RECORDS TO USE Start Marker

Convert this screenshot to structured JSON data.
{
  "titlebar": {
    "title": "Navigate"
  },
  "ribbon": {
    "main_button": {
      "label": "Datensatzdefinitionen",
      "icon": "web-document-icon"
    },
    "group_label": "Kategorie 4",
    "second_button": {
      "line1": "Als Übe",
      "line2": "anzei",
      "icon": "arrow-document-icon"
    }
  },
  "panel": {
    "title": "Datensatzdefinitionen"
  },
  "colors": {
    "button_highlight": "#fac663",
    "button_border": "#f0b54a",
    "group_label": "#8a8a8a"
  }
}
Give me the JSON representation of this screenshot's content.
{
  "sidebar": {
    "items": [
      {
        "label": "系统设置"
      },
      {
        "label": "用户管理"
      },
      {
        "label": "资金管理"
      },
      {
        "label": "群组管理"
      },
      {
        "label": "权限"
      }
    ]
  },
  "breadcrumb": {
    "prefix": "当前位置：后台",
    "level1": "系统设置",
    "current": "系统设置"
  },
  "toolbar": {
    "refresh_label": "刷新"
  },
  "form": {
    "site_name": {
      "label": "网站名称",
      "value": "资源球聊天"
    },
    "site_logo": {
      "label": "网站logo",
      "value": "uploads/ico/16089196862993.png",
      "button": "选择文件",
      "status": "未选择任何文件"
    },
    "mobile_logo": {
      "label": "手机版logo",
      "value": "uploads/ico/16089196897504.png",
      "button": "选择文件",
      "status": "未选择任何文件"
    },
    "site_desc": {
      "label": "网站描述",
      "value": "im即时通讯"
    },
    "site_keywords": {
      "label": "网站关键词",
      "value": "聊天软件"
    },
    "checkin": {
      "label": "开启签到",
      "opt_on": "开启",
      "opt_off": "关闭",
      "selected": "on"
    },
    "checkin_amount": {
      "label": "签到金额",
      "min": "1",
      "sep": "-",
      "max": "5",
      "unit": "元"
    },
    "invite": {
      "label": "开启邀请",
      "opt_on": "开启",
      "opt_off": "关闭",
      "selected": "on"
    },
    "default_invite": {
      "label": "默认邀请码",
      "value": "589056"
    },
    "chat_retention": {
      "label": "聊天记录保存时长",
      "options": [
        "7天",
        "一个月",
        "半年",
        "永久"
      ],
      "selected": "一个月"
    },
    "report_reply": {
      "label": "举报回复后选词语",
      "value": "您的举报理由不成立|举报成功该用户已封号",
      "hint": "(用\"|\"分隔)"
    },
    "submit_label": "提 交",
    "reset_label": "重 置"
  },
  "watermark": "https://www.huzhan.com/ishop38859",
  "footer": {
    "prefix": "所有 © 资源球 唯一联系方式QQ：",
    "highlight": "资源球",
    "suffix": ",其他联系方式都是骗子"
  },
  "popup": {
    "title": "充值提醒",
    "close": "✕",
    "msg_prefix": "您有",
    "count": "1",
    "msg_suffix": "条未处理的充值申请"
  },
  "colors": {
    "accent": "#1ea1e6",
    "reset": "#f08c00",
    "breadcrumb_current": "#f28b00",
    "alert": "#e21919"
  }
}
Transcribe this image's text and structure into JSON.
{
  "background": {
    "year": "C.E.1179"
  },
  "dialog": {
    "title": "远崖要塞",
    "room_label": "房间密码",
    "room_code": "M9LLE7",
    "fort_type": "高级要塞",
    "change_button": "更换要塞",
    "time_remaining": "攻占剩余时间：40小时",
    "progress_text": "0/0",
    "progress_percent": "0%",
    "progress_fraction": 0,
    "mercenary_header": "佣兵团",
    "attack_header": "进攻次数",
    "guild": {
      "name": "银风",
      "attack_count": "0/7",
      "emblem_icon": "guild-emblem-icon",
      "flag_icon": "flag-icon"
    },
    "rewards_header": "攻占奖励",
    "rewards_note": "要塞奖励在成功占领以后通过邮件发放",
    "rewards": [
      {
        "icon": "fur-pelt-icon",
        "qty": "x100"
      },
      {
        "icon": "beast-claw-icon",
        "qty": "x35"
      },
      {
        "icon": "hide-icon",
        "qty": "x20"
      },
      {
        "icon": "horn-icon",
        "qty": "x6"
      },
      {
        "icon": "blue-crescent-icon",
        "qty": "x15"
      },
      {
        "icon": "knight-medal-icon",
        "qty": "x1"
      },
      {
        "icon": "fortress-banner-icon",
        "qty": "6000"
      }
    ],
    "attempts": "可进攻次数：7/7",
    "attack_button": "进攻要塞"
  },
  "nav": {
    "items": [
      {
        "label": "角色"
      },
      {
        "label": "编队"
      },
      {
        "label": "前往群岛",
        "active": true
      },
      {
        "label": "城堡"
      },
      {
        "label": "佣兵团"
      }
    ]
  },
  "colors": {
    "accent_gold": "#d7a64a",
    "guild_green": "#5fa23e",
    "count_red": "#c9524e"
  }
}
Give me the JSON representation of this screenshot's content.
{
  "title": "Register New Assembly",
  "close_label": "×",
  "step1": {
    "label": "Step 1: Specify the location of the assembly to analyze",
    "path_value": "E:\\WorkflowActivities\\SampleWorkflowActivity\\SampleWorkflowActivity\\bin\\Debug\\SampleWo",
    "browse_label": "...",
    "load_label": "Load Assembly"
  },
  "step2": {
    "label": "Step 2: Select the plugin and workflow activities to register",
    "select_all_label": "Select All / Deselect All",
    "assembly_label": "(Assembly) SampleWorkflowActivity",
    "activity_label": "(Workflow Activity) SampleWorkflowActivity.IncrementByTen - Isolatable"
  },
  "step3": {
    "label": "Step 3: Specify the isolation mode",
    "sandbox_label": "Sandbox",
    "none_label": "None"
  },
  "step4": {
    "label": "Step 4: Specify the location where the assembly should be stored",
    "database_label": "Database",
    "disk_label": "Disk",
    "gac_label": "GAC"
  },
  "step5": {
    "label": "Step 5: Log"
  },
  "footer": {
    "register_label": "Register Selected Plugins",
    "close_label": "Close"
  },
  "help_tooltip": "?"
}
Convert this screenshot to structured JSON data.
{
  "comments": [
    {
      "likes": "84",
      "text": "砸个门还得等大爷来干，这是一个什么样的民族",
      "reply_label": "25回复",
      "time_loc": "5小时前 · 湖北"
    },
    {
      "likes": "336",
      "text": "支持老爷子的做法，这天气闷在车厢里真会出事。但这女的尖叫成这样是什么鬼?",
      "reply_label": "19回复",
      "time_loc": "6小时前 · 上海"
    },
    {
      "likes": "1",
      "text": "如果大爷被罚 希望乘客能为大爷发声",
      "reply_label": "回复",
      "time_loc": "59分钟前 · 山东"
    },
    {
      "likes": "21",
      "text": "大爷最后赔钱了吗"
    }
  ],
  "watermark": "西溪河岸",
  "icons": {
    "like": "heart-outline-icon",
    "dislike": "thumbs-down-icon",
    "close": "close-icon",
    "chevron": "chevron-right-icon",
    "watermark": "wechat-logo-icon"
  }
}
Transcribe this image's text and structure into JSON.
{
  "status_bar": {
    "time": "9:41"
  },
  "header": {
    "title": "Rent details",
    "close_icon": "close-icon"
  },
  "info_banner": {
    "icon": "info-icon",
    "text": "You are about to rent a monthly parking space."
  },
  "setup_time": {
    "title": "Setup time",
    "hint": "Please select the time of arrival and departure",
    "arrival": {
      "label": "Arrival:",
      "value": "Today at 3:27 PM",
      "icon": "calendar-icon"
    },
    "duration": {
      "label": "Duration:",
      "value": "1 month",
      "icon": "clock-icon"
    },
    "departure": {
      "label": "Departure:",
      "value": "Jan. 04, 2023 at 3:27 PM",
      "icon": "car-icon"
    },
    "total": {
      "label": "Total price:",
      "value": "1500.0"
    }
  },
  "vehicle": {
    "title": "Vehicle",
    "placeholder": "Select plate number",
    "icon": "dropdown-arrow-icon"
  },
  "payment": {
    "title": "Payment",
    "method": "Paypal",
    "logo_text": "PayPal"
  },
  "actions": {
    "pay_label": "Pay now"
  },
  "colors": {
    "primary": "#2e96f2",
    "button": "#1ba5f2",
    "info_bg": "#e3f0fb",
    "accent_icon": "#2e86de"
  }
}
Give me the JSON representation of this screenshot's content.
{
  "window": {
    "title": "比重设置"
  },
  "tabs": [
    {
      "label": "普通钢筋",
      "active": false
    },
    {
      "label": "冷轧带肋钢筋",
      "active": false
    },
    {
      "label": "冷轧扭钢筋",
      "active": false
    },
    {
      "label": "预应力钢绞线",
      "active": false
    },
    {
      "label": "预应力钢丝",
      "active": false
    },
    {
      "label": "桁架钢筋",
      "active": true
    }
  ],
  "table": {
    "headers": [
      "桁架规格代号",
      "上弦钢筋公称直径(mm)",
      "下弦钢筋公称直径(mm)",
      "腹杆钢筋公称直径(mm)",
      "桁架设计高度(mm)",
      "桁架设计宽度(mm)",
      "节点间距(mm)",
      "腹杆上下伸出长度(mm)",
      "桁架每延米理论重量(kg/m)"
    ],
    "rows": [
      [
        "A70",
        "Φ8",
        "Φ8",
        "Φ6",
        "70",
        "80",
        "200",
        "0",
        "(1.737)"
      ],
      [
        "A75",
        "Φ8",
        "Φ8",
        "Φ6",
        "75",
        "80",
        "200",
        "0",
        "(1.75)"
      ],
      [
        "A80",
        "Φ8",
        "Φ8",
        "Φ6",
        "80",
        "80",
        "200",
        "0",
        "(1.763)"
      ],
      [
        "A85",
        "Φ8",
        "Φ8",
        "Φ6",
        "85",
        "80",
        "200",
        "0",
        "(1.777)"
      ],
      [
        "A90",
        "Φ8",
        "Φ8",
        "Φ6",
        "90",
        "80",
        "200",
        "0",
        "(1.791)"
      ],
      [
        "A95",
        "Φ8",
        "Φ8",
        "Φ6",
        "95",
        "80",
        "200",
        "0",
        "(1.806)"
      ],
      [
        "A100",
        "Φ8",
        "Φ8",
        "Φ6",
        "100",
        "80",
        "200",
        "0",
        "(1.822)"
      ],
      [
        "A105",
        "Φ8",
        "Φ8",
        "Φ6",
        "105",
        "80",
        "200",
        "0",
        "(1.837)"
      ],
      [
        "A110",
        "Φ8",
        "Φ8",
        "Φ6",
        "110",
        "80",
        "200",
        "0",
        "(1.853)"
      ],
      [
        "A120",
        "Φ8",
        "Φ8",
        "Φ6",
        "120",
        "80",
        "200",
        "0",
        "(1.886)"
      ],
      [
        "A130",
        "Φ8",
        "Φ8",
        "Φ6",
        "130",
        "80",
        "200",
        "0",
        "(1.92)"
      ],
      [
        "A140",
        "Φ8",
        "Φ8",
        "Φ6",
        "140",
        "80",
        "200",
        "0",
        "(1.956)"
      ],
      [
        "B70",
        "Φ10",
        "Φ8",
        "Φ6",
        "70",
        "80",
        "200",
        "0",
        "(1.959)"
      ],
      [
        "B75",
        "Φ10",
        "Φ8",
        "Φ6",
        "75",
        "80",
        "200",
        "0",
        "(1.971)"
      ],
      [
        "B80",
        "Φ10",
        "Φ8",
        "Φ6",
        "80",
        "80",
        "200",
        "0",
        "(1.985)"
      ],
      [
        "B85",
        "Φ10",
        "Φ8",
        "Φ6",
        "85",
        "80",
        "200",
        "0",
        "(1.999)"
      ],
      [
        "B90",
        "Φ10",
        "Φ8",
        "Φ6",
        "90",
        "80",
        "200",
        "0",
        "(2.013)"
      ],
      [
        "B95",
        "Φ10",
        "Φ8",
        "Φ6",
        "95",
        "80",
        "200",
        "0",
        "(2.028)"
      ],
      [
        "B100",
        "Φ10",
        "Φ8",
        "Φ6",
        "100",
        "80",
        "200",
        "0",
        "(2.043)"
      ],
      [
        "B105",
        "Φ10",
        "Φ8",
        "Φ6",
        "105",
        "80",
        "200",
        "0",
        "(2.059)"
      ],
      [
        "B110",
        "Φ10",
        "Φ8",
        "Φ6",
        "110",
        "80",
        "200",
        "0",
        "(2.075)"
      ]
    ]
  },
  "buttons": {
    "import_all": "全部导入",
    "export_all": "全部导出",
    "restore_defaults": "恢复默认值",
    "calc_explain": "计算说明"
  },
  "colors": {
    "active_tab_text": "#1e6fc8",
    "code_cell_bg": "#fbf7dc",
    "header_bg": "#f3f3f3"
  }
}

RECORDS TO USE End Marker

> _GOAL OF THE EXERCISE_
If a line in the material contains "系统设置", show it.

> _ANSWER SECTION_
        "label": "系统设置"
    "level1": "系统设置",
    "current": "系统设置"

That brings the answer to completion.